* [Exercise aim] Pull out every line below holding the word "heading".

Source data
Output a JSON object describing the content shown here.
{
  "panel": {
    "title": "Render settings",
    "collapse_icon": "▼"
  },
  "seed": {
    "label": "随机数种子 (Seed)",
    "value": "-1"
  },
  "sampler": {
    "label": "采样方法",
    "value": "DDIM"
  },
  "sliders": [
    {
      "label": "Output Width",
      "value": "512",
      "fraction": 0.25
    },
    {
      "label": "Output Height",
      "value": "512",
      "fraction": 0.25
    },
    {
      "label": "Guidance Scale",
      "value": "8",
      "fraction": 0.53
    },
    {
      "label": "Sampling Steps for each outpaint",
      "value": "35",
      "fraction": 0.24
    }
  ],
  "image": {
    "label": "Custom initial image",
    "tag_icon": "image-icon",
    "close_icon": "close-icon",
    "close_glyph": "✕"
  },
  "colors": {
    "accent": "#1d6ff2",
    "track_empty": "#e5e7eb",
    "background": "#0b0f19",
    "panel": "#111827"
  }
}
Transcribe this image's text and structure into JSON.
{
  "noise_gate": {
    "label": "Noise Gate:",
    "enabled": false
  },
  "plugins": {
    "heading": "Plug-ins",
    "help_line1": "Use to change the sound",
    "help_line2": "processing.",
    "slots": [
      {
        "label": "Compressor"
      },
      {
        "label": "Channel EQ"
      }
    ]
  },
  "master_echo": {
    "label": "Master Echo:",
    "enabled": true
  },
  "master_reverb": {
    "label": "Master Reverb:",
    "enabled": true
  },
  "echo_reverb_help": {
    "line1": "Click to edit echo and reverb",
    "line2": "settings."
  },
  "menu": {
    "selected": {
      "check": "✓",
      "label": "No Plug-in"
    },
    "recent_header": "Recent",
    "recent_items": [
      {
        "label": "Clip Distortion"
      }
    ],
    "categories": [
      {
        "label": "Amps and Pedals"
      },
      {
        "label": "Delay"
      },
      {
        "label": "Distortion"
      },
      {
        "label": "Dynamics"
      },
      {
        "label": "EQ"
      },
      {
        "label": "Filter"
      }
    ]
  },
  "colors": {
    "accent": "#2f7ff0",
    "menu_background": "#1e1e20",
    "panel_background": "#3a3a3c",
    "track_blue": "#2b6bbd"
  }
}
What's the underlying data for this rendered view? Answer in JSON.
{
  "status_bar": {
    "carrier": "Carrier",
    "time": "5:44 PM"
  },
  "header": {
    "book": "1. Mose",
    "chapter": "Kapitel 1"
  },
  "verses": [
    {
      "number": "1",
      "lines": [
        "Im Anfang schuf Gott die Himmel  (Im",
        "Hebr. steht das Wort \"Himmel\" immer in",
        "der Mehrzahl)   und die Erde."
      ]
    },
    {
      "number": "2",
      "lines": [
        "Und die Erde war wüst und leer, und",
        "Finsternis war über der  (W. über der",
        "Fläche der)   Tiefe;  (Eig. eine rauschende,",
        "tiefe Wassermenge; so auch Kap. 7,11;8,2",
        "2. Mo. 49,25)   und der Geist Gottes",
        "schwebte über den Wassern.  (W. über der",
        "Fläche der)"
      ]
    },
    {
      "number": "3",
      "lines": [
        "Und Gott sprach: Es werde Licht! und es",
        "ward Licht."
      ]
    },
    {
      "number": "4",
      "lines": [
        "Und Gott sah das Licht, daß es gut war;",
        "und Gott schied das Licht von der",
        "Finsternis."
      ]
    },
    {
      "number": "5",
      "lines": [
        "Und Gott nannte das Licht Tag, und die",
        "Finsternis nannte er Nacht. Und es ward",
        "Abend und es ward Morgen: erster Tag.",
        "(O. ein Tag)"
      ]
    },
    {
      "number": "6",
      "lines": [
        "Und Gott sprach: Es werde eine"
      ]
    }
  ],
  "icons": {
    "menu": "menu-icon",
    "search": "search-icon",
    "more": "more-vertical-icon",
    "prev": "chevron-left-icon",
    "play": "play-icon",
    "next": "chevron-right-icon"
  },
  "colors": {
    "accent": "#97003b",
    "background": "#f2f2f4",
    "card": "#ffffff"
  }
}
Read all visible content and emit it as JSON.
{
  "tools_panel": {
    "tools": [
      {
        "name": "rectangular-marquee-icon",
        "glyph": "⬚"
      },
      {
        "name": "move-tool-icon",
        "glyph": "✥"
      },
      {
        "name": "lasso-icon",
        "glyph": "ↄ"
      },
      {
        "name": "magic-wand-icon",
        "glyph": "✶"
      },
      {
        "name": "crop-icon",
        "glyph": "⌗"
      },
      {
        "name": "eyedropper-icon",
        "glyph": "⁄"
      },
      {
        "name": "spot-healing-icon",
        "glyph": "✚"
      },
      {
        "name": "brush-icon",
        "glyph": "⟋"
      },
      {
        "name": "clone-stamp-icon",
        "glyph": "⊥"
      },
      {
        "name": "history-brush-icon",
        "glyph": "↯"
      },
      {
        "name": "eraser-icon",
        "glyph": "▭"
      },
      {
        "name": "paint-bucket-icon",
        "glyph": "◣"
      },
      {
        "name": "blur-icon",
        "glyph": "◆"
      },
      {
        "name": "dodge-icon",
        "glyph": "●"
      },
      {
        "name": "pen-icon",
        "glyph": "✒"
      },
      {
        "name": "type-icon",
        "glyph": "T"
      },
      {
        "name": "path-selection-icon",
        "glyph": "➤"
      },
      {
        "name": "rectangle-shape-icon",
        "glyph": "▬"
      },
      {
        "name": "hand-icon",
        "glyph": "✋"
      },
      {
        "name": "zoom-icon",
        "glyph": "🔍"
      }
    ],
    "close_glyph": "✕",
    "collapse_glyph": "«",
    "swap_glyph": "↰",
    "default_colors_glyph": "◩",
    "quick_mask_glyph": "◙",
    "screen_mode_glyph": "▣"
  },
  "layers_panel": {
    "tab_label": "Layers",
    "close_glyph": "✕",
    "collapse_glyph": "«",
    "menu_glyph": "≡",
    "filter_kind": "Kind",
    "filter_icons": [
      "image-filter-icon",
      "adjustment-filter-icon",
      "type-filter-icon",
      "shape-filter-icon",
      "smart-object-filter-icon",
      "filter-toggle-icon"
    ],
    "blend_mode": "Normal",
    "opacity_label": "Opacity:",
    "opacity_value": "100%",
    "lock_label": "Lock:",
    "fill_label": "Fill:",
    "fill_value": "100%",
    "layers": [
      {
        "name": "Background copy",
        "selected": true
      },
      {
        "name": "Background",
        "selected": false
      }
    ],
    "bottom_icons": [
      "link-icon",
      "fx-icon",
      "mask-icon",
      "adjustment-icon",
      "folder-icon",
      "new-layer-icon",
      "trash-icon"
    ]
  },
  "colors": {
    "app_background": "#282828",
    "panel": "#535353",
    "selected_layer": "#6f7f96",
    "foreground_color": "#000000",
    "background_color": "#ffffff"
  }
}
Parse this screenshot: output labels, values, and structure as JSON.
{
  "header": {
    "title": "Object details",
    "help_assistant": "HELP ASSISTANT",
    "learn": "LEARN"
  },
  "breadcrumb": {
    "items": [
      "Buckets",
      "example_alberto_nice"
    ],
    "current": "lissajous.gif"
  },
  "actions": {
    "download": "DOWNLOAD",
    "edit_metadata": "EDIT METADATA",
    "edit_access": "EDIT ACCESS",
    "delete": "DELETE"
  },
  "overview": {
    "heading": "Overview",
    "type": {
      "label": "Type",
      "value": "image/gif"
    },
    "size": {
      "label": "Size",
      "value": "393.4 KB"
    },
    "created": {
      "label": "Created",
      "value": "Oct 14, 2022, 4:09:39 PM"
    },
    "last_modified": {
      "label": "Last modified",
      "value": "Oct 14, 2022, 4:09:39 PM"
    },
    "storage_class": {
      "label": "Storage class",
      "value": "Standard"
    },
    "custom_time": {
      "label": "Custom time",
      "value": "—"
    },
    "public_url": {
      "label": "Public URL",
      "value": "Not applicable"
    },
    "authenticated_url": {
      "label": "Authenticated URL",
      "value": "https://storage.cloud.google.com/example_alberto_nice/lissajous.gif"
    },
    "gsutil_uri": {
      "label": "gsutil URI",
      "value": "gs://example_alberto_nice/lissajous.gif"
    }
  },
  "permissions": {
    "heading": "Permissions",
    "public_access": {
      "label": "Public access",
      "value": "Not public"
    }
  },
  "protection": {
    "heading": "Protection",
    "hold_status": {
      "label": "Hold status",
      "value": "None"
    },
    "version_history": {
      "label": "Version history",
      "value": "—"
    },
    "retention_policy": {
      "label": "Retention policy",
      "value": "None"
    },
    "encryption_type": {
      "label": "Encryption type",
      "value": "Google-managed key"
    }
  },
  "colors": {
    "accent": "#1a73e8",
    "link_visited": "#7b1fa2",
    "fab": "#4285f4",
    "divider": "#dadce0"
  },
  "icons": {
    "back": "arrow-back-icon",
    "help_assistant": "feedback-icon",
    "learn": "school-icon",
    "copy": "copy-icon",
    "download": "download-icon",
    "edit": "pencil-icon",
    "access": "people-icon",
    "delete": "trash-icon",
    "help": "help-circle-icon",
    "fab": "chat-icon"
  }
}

* [Exercise result]
    "heading": "Plug-ins",
    "heading": "Overview",
    "heading": "Permissions",
    "heading": "Protection",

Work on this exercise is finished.